An industry ‘pioneer’
International business represents 30 percent of Optical Cable’s sales
- July 30, 2014
People typically don’t associate Roanoke with the NFL or NASCAR, but without the products of Roanoke-based Optical Cable Corp., sports fans wouldn’t have the bird’s eye view of the big game or the stock car race. Broadcast customers use Optical’s cables, connectors and accessories to televise sporting events.
Optical Cable manufactures a broad range of fiber-optic and copper-data cabling and connectivity products. They include fiber-optic and copper cabling, specialty fiber-optic and copper connectors and wireless distributed antenna systems. The company’s products are used in settings ranging from data centers, sports venues and racetracks to universities, corporate offices and military installations.
Founded in 1983 by a small group of engineers, the company is known as a “pioneer in fiber-optic cable,” says CEO and President Neil Wilkin. Its first products focused on military applications. Shortly thereafter it began diversifying into cable. In the early 2000s, Optical added copper and connectivity products to the mix. The new products gave the company an opportunity to expand into a variety of industries.
“We started talking to people involved in the gas, mining and broadcast areas,” Wilkin says. “We were moving toward offering our customers and users complete solution connectivity. We wanted customers to know we weren’t just fiber-optic cable anymore.”

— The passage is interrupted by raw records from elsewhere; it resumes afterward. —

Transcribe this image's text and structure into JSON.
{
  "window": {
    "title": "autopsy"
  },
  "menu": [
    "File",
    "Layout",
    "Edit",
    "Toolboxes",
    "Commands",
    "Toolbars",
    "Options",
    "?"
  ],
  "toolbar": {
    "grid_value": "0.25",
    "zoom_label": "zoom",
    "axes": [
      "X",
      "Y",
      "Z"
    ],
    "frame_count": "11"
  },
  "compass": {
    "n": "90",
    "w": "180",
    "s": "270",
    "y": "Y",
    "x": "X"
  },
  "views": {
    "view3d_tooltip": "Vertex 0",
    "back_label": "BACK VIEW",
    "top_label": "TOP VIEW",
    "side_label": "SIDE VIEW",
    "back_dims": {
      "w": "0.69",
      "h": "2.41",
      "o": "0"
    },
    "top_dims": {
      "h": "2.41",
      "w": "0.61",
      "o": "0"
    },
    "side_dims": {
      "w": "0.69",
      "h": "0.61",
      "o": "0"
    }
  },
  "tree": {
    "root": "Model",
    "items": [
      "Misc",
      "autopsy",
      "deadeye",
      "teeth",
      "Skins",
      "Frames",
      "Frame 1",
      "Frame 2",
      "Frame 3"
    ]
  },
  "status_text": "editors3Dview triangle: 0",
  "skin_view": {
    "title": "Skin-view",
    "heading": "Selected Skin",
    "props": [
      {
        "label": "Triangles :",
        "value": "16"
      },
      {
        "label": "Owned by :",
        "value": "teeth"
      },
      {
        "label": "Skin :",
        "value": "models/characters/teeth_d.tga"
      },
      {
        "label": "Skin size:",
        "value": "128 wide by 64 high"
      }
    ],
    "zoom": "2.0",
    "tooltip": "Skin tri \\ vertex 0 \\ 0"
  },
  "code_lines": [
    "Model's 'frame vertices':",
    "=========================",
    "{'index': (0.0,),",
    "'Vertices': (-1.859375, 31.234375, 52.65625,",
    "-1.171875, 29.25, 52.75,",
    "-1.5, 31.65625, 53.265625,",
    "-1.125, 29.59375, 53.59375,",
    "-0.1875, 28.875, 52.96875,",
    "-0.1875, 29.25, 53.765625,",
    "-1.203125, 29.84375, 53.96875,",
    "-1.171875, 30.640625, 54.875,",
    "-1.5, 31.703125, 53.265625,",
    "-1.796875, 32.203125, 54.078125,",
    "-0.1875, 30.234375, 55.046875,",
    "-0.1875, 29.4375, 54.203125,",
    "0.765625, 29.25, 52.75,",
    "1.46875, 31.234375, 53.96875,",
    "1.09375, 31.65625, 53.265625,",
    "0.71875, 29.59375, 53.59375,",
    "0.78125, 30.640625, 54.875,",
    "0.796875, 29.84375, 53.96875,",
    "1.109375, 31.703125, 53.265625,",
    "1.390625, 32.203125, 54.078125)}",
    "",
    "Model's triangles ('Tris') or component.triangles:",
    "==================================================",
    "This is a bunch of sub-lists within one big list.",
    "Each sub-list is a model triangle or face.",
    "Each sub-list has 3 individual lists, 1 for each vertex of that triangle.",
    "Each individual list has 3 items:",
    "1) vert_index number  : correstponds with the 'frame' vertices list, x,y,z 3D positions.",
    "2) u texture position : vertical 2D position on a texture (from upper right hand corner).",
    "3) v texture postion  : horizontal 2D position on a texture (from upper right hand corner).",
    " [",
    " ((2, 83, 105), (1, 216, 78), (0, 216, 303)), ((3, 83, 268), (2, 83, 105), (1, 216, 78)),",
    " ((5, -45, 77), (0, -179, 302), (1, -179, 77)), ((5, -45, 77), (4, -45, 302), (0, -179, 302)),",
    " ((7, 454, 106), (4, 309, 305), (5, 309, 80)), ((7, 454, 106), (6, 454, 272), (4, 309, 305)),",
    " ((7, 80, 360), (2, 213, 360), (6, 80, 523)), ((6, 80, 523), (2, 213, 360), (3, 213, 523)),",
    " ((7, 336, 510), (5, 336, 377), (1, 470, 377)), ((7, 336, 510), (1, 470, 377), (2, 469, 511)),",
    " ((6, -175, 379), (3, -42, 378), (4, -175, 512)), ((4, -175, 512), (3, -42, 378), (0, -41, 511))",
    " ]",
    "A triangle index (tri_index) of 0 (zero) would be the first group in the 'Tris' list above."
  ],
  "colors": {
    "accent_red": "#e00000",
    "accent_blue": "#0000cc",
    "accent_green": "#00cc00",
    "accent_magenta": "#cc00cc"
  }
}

The company has grown not only through sales but also acquisitions. In addition to its headquarters and manufacturing facility in Roanoke, it has added manufacturing facilities near Asheville, N.C., and Dallas. Its 145,000-square-foot facility in Roanoke sits on a 24-acre parcel of land near Roanoke-Blacksburg Regional Airport. About 200 of the company’s 400 employees are based in Roanoke. The remaining 200 are split evenly between the company’s two other manufacturing sites.
Wilkin describes Roanoke as the “perfect location” for the company. “There is more going on in this area than people realize,” he says, referring to a growing regional focus on technology.
The area has been a boon to the company. In the period from 2007 to 2013, sales grew about 65 percent. During the 2013 fiscal year, the company — which went public in 1996 — had net sales of $75.3 million, the second-highest level in its history.
The company’s international business is another strong component of its growth. Last year it represented 30 percent of Optical’s sales. Currently, the company does business in more than 50 countries. It started exporting soon after it was founded. One of its first international sales was to the Scandinavian military. “We have built up a name for ourselves,” says Michael Newman, vice president of international sales, referring to Optical’s export business.
In May the company received the President’s “E” Award for Exports, presented to organizations with consistent export growth based on an innovative international marketing plan. President Kennedy established the award in 1961. A total of 66 U.S. companies were honored this year. “Having won that award brings validity to our methodology and the disciplines we use to enter those markets,” says Newman.
The company sells products through U.S. and international sales teams and also through distributors in the countries it serves. Its two largest export markets currently are Canada and Australia.
Before Optical enters a market, Newman develops a customized sales approach. “In Latin America, for example, we might have one sales model that works well, and in Europe we will have another sales model,” he says. “The key to success is being able to look at different markets and plan a market entry or execution.”
The company does a stable business in Perth, Australia, where it targets the area’s mining, oil and gas industries. “Perth is a city that is thriving on taking minerals out of the ground and selling them,” says Newman. He finds that business people in Perth value their family time and relaxation. “It’s very family oriented. It’s a good place for doing business in that regard.”
Newman has a ritual before he travels to any destination. “I update myself on the local sports team and look at who is winning. I update myself on the local soap opera,” he says. “People want to get to know you when they are doing business with you. It helps to form bonds.”
The economy in Roanoke is in transition, moving from a traditional economy to one that is more technology based. Originally a Norfolk and Western Railway town, Roanoke still benefits economically from the Norfolk Southern Railway, the successor of Norfolk and Western. Technology and health care are two of the area’s growing industries. Major players in those sectors include Carilion Clinic and the Virginia Tech Carilion School of Medicine as well as the Virginia Tech Carilion Research Institute. Because of its strategic location on Interstate 81, the city has several corporate distribution centers in the Roanoke Centre for Industry and Technology. They include retailer Orvis, cosmetic company Elizabeth Arden and Advance Auto Parts. Major employers in the city are Carilion, Norfolk Southern and Advance Auto Parts (which is headquartered in Roanoke).
Located in Western Australia, Perth has a large presence of mining and mineral companies, thanks to the large deposits of coal and metal ores in the region. The economy also includes oil- and gas-related industries as well as agriculture and tourism. Western Australia is one of the leaders in the production of liquefied natural gas. Perth is home to more than 30 international oil and gas companies. One of its largest export partners is China. Employers in the city include consulting firm Velrada, Woodside Petroleum, the cooperative grain exchange CBH Group and iron ore producer Fortescue Metals.